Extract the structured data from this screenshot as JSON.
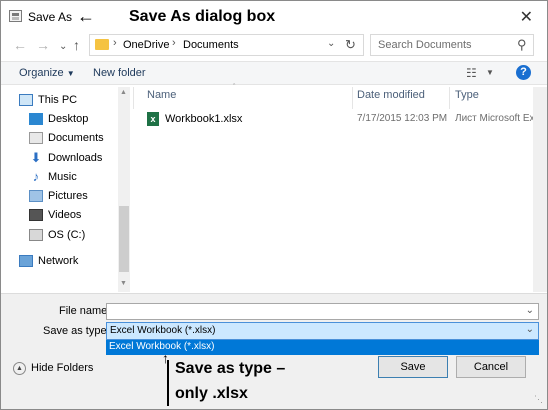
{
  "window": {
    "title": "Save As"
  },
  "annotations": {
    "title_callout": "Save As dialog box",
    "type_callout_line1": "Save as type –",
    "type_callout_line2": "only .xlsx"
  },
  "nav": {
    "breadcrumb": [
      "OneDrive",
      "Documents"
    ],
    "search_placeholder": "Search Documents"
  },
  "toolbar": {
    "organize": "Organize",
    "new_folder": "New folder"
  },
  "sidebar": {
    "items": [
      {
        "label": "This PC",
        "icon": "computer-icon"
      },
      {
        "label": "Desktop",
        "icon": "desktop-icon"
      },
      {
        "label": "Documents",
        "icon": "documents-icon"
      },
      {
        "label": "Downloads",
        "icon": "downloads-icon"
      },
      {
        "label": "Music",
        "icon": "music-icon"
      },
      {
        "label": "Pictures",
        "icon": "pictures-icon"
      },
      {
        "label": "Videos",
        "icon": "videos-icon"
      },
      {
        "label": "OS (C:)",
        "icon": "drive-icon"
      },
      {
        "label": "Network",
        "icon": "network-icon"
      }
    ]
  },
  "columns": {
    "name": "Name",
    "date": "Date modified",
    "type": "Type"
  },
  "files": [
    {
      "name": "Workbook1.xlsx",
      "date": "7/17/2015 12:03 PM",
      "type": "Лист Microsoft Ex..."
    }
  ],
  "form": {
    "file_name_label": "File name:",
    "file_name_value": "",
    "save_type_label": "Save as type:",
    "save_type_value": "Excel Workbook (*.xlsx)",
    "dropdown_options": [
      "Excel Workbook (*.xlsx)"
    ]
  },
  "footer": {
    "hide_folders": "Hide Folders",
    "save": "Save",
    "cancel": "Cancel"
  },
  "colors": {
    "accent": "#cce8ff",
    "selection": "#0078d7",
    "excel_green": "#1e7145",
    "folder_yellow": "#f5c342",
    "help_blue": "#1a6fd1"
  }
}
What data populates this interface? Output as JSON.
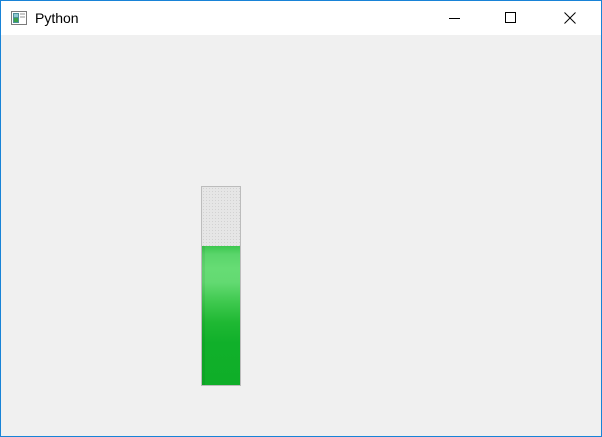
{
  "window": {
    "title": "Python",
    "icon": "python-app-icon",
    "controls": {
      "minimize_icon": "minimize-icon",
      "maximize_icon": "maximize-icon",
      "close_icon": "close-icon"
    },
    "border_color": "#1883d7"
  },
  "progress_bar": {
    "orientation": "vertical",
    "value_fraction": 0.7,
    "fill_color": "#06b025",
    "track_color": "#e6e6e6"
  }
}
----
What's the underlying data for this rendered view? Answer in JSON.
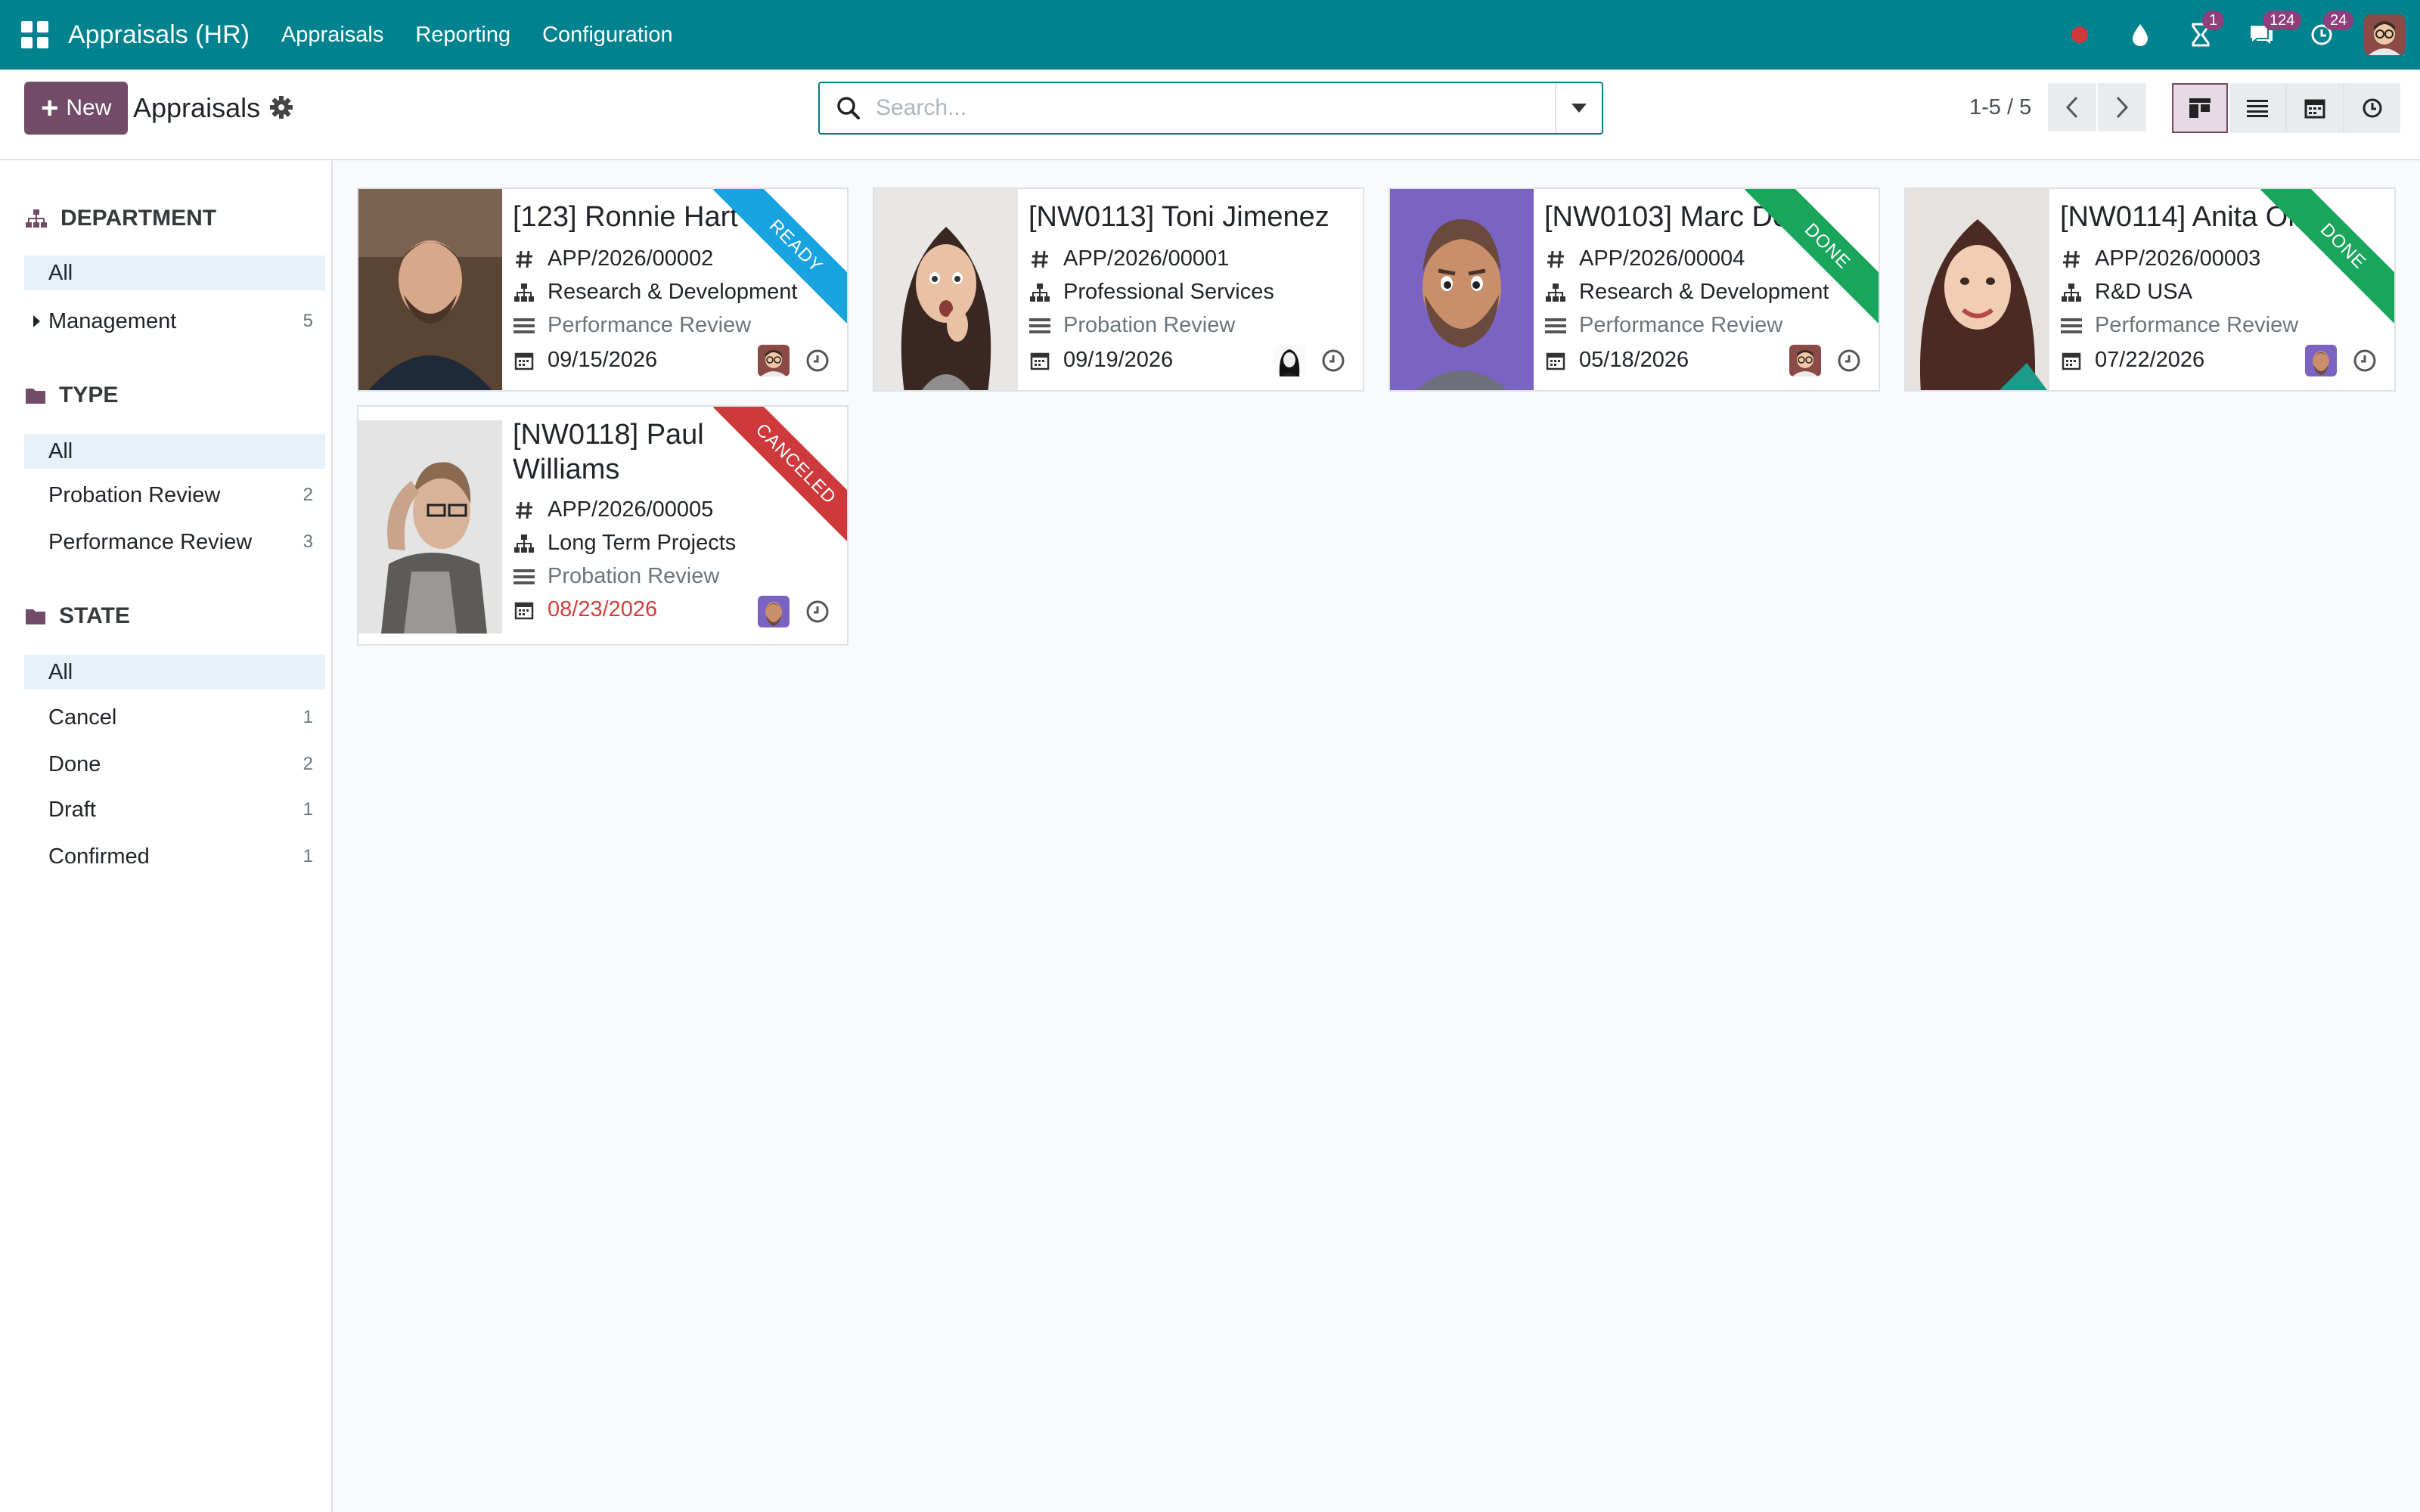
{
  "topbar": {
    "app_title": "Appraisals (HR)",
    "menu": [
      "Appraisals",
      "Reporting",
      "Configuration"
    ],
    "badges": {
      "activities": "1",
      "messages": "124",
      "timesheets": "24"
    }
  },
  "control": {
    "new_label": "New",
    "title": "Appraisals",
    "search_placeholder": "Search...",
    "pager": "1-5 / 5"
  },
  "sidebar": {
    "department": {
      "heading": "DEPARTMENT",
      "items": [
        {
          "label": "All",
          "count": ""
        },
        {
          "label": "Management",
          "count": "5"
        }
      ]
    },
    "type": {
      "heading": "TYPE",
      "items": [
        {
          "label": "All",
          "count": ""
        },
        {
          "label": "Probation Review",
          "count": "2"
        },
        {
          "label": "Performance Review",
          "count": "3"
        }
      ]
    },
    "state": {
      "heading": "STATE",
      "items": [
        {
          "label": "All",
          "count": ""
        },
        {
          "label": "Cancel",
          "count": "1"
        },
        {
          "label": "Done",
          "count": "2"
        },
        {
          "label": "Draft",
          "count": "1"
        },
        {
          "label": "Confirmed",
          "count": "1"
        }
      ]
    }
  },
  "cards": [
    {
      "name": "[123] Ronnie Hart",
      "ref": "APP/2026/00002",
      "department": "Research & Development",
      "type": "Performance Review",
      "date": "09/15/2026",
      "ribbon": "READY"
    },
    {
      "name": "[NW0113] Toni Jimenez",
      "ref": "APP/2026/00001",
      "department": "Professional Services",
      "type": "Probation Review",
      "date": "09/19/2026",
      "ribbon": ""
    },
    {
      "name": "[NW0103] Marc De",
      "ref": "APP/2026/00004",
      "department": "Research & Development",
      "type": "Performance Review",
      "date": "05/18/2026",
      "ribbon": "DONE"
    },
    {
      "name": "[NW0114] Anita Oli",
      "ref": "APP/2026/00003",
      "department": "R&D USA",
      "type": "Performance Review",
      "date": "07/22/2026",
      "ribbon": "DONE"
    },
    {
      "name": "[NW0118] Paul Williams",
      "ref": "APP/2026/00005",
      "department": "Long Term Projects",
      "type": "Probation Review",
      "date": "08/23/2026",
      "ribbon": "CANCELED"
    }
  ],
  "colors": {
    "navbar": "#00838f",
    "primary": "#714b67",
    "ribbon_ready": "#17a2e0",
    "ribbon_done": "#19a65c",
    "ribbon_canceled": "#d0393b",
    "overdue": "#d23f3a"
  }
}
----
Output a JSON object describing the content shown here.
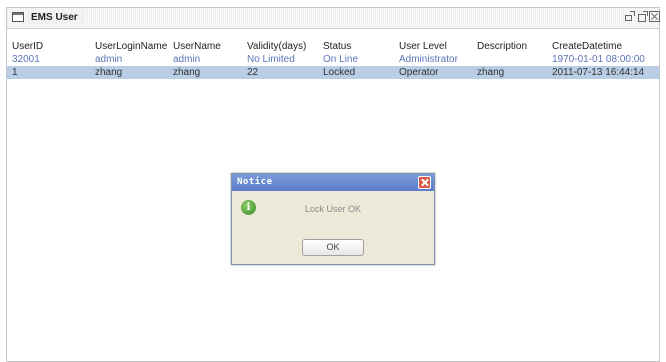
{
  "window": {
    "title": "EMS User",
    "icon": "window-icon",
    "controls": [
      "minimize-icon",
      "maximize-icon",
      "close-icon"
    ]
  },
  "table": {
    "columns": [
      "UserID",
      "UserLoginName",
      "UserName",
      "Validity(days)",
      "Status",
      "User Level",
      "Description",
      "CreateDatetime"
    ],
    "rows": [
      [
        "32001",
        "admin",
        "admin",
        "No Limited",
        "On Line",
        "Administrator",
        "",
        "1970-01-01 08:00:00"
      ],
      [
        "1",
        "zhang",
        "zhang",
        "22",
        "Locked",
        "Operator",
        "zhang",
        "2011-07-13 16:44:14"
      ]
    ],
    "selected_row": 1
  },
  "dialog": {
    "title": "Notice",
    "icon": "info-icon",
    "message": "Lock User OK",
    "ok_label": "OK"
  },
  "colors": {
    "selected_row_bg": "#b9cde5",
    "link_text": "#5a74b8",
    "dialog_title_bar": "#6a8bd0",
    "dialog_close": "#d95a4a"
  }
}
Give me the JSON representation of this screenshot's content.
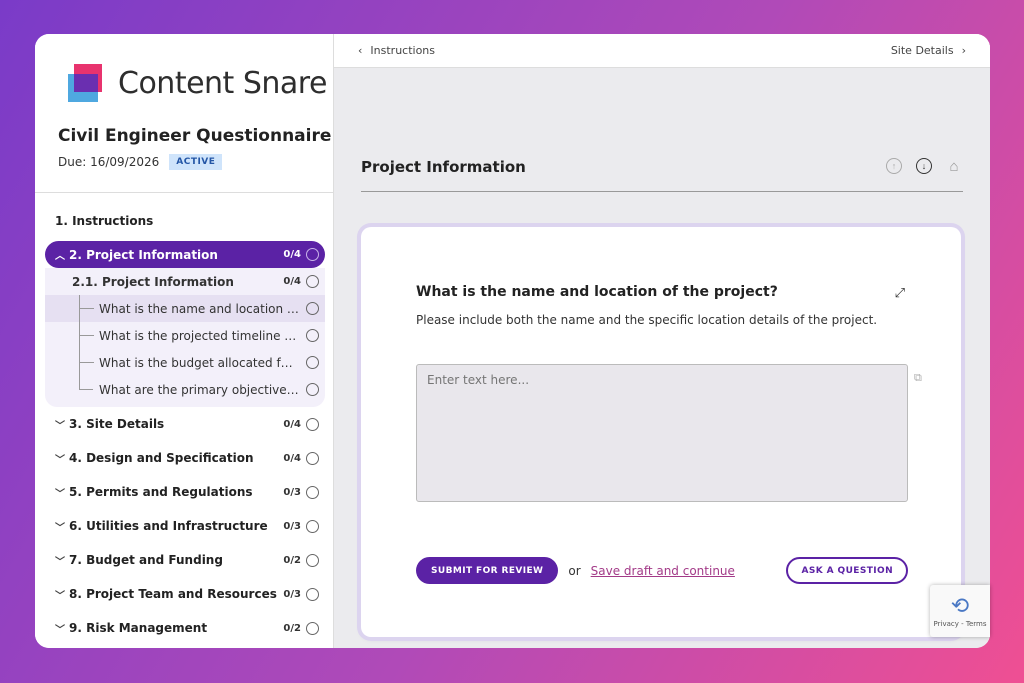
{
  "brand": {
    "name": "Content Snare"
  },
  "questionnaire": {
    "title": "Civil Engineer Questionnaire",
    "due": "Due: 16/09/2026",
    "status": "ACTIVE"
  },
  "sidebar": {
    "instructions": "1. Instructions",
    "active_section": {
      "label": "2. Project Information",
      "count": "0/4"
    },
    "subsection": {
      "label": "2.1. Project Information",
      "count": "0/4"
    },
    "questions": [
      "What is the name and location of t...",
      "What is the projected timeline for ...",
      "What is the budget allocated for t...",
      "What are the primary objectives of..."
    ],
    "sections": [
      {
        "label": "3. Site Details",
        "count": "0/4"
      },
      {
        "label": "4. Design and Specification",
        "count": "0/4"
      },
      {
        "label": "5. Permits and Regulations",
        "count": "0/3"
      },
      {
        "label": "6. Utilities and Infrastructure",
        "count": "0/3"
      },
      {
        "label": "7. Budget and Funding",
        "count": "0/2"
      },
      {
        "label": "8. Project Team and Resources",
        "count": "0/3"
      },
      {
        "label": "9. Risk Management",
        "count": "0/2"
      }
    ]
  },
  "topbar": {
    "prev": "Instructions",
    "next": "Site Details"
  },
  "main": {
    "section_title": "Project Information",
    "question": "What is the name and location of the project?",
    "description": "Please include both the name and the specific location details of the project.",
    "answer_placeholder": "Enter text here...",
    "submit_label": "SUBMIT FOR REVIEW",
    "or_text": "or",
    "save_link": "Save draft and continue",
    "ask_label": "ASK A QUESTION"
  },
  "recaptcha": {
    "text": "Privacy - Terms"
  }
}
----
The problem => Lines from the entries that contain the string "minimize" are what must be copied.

Exercise solution =>
      "minimize_icon": "minimize-icon",
      "minimize-icon",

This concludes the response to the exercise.